The mental model that has been most helpful to me in making big life/work decisions is what I think of as “people-first decision making.” This just means that given the many dimensions that factor into a decision, I try to prioritize the people more than anything else.
This is pretty intuitive when it comes to personal relationships — of course we should prioritize people above all else when it comes to our life partner or close friends!
But let’s say you’re making a big work decision, like deciding if you should stay at your current job or leave to start a company. What are the major factors? It could be financial — how much money you think this new company could make vs. what you make now. If you’re in tech, maybe it’s important how interesting and challenging the technology is. Maybe you’re excited about the idea — i.e., the mission behind the company excites you.
To me, while those are all considerations, by far the most important factor is the people you’re working with, whether it’s peers or your manager or potential co-founders. How aligned are you in terms of values and priorities? Is there a personality fit? Is there mutual trust and respect? Do you feel you can learn from those people (and they can learn from you)?
The thing is, you never know what’s going to happen. Ideas change. Impact is hard to measure. Money can lead you down short-term paths.
People are the invariant.
Jeff Bezos asks "What’s not going to change?" when evaluating Amazon’s strategy. This is a similar idea, but for people. People don’t really change (if they do, they do so more slowly than other things). So if you ask yourself “what’s not going to change after I make this big decision?”, the answer is almost always: the people.

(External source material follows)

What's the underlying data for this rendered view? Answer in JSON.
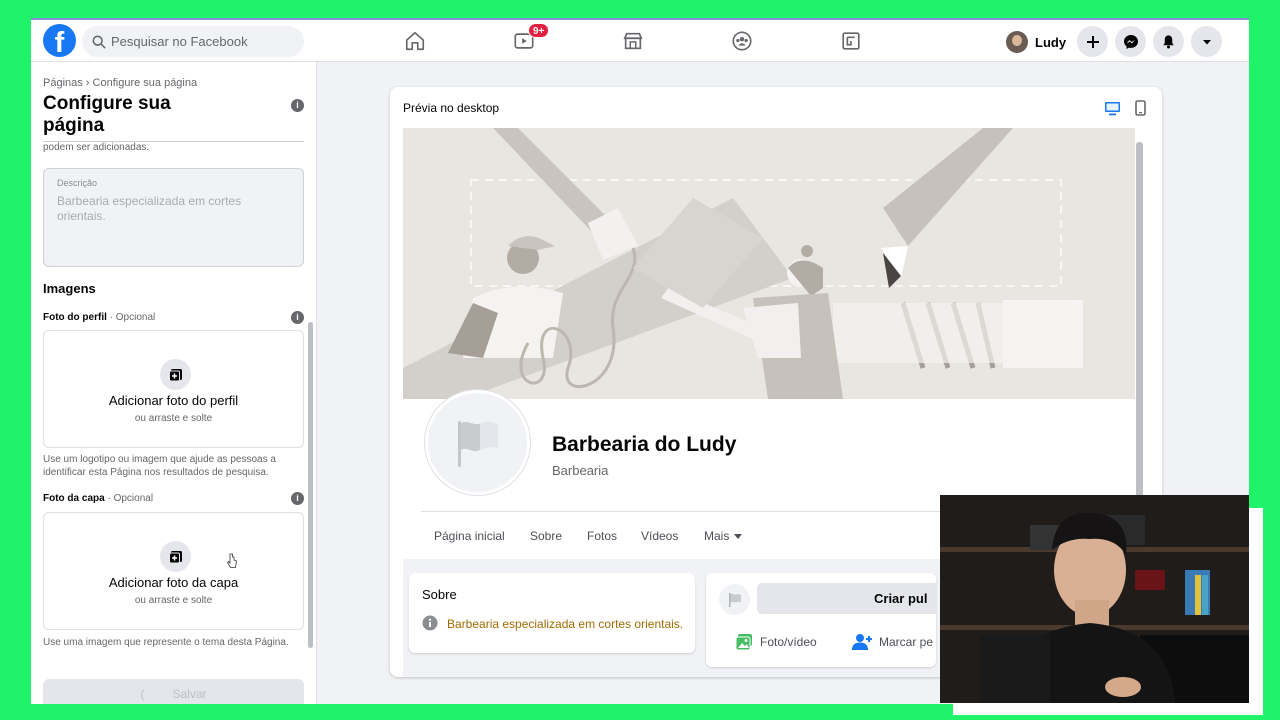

This is true of teams too — the dynamics between people, while somewhat more malleable than the individuals themselves, tend to stay the same (a poor relationship is hard to salvage and a good relationship is resilient). When it comes to starting companies, a great team can weather storms of uncertainty and come out the other side with a completely different idea, a different way of making money, a different impact.
The people you work with and spend your life with are a big (if not the biggest) influence on your happiness. Everything you do as a business or organization is a function of the people involved. All the ideas you have, the choices you make (good and bad) — product, strategy, tech, business, sales. It’s a direct result of the people involved, and their relationships with one another.
I’ve found that choosing people first, even if it means letting go of an idea, or working with technology that isn’t cutting edge, or taking a path where you might make less money, has made all the difference in my life.